::: Given records :::
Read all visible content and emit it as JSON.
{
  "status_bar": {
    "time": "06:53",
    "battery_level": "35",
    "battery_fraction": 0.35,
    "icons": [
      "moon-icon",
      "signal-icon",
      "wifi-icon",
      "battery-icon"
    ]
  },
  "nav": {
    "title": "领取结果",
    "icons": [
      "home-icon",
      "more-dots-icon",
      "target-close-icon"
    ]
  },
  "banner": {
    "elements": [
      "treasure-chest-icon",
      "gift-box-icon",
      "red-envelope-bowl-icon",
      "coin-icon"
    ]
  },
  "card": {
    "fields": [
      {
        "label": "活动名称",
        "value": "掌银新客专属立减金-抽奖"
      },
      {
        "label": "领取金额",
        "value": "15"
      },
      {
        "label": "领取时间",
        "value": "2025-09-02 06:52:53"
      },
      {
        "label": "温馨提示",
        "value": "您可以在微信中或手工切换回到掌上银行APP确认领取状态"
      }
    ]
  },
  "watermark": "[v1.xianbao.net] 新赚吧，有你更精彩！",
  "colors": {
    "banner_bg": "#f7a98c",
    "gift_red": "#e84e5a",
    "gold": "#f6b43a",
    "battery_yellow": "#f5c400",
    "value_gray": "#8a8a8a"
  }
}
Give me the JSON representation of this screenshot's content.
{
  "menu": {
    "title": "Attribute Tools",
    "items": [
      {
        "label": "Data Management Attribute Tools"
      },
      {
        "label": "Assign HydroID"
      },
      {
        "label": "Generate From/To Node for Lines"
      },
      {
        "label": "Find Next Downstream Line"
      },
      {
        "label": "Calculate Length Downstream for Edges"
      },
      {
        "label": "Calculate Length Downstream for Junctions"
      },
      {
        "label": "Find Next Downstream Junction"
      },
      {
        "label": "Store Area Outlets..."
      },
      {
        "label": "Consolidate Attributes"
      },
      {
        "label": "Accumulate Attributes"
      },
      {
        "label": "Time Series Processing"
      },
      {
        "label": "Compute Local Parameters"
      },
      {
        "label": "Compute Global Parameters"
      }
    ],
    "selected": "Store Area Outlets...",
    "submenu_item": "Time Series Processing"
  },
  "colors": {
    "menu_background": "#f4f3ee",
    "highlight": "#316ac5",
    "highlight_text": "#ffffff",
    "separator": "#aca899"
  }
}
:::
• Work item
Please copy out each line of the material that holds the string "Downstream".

• Expected output
        "label": "Find Next Downstream Line"
        "label": "Calculate Length Downstream for Edges"
        "label": "Calculate Length Downstream for Junctions"
        "label": "Find Next Downstream Junction"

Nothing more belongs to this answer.